Fungal DNA, mycotoxins, cat allergens and fatigue in classrooms

This recent PLoS One article on Associations with Fungal DNA and Mycotoxins in Classroom Dust seems especially appropriate considering the blossoming of flowers and accompanying seasonal allergies that’s now happening in our part of the world. Sick building syndrome (SBS) is associated with the following symptoms: ocular, nasal, throat and dermal symptoms, headache and tiredness. Norback et al (2016) studied associations between rhinitis and symptoms of SBS and levels of fungal DNA sequences, mycotoxins (sterigmatocystin and verrucarol) and cat allergen (Fel d 1) in eight schools in Johor Bahru, Malaysia.

Although the classrooms had fresh air and low CO2 levels, the authors identified positive associations between total fungal DNA in swab samples of classroom surfaces (blackboard edges) and ocular symptoms (p = 0.03), rhinitis (p = 0.006), throat symptoms (p = 0.04) and tiredness (p = 0.01). Interestingly they identified a negative (potentially protective) association between Streptomyces DNA and rhinitis (p = 0.04). Most of the results are presented in tables which you can find online.


They also used Petri dishes to collect dust samples that settled over the course of a week and found a positive association between Stachybotrys chartarum DNA and dermal symptoms and an association between cat allergen levels (Fel d 1) and headache.

At first I thought that teaching style was probably a more important factor for classroom fatigue (and it still might be). But after several days of experiencing the symptoms of seasonal allergies, I am once again reminded that the immune system can indeed make you feel very tired.

Who cares about Fel d 1 anyway?
Do I look like I care about Fel d 1? Photo by Holly Ganz.

3 thoughts on “Fungal DNA, mycotoxins, cat allergens and fatigue in classrooms

  1. That’s such a cool study! Definitely feeling it with allergies right now, I always appreciate research on things like this. I’ve had a really big problem with chalkboards in classrooms…I just end up distracted by dealing with my allergies instead of actually learning. Expo markers are not much better in that regard.

  2. I find this paper to lack importance, and wonder what you think is really going on.

    I have been to Malaysia in November, the time of year the study was done. It was hot and humid all the time, and I was told that is normal there.

    The very low CO2 concentrations (mean 492 ppm; range: 380 – 690), indicate a very high outdoor air ventilation rate. The paper reported a mean temperatures of 29 degrees (“The mean room temperature was 29°C (range 27–31),. similar as the mean outdoor temperature (29°C).” The RH levels were reported to be mean: “…70% (range 60–78%), similar as the mean outdoor air humidity”

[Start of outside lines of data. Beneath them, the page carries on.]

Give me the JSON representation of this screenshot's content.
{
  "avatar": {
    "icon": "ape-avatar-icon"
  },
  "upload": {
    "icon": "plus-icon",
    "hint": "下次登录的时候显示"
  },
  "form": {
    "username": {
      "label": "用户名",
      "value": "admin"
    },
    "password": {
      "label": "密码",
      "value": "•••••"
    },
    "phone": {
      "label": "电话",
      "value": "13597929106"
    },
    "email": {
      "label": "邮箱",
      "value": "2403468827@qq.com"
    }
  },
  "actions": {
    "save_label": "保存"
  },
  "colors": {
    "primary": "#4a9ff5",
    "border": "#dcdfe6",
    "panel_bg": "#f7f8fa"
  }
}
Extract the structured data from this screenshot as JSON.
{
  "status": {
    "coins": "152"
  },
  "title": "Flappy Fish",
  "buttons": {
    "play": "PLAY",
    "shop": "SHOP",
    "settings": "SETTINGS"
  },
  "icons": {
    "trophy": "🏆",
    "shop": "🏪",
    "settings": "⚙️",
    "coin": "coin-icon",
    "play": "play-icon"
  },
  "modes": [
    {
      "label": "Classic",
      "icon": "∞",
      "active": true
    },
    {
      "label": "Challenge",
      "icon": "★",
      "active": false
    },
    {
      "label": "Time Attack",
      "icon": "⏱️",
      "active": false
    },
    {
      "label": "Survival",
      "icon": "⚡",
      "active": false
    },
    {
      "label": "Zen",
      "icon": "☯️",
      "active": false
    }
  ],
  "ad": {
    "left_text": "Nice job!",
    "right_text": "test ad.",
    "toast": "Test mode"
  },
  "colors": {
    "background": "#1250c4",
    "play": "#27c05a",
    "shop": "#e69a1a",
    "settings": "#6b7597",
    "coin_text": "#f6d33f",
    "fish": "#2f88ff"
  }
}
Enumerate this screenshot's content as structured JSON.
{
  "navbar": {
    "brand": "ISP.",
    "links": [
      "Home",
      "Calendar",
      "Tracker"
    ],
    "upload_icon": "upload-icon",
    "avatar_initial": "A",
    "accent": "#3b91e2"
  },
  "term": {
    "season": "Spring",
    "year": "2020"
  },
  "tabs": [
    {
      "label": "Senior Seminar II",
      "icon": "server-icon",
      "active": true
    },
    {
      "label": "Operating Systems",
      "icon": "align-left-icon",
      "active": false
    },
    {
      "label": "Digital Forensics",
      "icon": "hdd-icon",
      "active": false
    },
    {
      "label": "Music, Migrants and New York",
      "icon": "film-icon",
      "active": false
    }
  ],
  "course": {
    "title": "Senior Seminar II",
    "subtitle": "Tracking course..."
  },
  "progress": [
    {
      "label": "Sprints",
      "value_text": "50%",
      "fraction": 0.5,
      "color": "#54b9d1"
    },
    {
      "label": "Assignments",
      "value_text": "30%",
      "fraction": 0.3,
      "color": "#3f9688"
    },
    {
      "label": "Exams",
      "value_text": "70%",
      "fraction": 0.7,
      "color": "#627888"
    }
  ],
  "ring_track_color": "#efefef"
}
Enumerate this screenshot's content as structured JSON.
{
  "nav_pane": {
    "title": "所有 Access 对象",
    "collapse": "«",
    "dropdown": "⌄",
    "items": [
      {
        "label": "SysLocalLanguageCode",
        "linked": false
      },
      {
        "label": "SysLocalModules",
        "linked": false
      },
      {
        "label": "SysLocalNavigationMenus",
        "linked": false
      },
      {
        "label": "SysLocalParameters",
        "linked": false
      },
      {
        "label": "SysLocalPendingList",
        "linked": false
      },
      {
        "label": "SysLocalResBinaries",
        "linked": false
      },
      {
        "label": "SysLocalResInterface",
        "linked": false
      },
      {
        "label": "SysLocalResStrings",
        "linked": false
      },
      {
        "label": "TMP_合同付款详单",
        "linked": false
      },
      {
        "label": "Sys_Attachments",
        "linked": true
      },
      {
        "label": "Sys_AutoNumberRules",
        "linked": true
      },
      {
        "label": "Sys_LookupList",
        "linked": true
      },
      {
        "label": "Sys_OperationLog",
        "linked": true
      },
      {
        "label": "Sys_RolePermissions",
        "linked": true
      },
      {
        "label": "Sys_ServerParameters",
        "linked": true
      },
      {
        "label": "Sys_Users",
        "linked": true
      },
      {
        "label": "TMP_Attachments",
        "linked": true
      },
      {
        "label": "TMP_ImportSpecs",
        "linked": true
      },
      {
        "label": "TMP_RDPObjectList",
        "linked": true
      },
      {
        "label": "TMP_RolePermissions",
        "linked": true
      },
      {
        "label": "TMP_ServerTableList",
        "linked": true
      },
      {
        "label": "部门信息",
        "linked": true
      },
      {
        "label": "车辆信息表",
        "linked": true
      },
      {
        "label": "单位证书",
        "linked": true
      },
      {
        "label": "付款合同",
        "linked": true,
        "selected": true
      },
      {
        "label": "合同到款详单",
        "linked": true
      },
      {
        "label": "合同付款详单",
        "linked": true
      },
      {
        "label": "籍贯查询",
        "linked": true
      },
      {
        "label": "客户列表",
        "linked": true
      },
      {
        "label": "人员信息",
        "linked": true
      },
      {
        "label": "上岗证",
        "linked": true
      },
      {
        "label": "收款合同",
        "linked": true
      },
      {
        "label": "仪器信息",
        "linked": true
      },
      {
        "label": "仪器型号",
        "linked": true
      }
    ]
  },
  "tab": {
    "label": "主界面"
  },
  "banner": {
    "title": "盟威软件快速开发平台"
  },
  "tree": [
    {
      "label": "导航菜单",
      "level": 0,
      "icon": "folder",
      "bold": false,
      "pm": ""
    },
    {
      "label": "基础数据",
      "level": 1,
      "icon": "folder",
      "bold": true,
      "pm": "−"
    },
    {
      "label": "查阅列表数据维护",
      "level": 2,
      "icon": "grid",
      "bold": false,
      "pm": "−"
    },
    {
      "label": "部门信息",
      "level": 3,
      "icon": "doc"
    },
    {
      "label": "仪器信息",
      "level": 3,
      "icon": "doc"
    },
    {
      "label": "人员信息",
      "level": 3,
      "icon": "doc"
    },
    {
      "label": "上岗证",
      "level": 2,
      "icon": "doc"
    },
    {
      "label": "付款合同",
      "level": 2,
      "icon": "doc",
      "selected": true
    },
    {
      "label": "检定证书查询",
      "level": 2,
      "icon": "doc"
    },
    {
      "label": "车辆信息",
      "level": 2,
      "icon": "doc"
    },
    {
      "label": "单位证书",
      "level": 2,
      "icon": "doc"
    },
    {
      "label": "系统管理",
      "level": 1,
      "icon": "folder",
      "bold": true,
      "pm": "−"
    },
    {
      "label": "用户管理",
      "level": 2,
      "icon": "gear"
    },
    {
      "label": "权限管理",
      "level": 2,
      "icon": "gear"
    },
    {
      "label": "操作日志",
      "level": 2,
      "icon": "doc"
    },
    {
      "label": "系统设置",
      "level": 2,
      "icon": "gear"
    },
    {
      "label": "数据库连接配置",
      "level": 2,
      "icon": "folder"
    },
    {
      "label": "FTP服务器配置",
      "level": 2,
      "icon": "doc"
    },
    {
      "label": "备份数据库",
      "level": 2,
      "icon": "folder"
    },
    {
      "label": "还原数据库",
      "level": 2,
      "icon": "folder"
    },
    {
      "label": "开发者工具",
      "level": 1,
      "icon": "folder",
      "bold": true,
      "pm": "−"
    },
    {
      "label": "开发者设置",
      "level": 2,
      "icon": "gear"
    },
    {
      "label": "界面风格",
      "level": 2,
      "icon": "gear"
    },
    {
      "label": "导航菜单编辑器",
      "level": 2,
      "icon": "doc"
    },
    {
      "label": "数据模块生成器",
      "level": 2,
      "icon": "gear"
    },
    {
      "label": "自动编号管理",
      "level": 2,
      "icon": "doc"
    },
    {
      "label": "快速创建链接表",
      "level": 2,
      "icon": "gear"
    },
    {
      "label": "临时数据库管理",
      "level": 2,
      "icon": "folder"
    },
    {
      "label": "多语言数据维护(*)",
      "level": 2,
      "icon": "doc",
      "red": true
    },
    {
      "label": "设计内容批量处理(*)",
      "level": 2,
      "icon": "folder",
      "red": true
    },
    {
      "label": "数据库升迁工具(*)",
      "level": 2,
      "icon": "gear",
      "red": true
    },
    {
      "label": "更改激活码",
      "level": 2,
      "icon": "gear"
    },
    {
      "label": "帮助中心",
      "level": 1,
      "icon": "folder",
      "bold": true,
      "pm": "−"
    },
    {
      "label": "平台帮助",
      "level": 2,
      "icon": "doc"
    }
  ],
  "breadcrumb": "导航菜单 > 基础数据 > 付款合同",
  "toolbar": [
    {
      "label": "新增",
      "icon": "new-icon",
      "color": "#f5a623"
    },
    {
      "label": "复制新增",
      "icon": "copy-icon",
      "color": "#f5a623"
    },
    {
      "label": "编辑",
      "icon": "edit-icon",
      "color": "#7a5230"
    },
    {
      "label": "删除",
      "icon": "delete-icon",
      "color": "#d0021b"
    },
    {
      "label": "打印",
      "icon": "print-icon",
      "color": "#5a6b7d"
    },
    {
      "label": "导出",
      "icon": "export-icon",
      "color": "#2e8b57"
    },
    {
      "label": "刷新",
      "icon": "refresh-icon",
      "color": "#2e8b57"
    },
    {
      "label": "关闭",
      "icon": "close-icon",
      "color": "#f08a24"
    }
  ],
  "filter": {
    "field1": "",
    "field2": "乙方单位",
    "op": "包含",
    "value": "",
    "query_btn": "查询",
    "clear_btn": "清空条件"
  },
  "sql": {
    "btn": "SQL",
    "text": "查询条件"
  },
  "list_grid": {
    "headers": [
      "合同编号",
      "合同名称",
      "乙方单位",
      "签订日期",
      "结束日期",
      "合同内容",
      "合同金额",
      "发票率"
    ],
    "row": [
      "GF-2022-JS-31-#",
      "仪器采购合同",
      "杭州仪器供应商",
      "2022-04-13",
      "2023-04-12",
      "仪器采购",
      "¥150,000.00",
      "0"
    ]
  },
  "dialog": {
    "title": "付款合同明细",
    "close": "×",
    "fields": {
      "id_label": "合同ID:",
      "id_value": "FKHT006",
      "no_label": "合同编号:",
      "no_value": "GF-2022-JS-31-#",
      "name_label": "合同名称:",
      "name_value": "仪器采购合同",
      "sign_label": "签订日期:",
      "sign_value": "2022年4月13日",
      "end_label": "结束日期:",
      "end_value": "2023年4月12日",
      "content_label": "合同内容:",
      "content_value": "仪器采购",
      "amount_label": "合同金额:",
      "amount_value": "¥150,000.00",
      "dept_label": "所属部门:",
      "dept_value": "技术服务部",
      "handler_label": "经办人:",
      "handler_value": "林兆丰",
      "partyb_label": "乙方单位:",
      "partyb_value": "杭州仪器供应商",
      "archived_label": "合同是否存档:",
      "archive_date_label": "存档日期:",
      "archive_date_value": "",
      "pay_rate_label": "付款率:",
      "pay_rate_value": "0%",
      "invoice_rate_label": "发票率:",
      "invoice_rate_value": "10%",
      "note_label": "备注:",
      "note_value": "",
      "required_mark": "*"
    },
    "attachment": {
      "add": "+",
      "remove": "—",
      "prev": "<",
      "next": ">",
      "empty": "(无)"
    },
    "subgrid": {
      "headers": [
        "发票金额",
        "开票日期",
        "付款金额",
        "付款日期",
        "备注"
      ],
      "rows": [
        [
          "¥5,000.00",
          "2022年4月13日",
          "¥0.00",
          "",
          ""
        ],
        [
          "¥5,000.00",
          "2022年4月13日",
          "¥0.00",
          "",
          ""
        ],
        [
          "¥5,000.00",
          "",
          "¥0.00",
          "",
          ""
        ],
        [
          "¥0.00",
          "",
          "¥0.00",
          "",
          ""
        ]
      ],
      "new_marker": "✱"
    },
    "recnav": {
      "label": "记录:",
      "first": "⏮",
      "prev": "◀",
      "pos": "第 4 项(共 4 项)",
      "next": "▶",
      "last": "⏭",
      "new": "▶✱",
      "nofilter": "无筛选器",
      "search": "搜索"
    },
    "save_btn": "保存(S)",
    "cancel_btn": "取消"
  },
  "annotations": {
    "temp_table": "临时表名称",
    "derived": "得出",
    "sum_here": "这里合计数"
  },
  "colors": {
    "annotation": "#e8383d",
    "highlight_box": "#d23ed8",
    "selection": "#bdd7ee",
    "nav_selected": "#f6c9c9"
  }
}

    The buildings were all naturally ventilated, These data suggest a high air exchange rate (AER) meaning that the transport of bioaerosols (including fungi) from outdoors was high and the indoor conditions were very similar to outdoor conditions.

    High AER in a naturally ventilation building is likely to bring in pollen, and given the frequent rainfall and the abundance of pollen found in air after rainfall, it is possible that a lot of the reported symptoms were due to allergic responses.

    A high fraction (21%) of the student population had reported pollen allergy.

    Table 1 shows the symptom prevalence for various symptoms, but none exceed 21%.

    The paper does not tell us what the background level is of the symptoms in Table 1, so I am curious as to what evidence there is of associations between fungal DNA concentrations and symptoms rather than pollen.

    indoor and outdoor exposures differ little when the indoor environment is naturally ventilated and the air exchange rate is high. Attributing symptoms to classroom exposures raises a number of questions in my mind.

    The paper states: “Initially, we analysed associations between symptoms and classroom exposure, controlling for gender, race, tobacco smoking, atopy and parental asthma/allergy.” But air in the classroom likely differed very little from outdoor air, so exposure in the classroom cannot be easily separated from other exposures.

    What impact do you think the climate of Malaysia — hot and humid all around the year — makes on the associations reported in this paper?

    1. I agree that it would be helpful to measure the pollen levels and that it would be difficult to distinguish exposure inside the classroom from that which comes in with outdoor air.

Leave a Reply

Holly Ganz

Holly Ganz is a project scientist at UC Davis working with Jonathan Eisen on the microbiomes of built environments where animals live.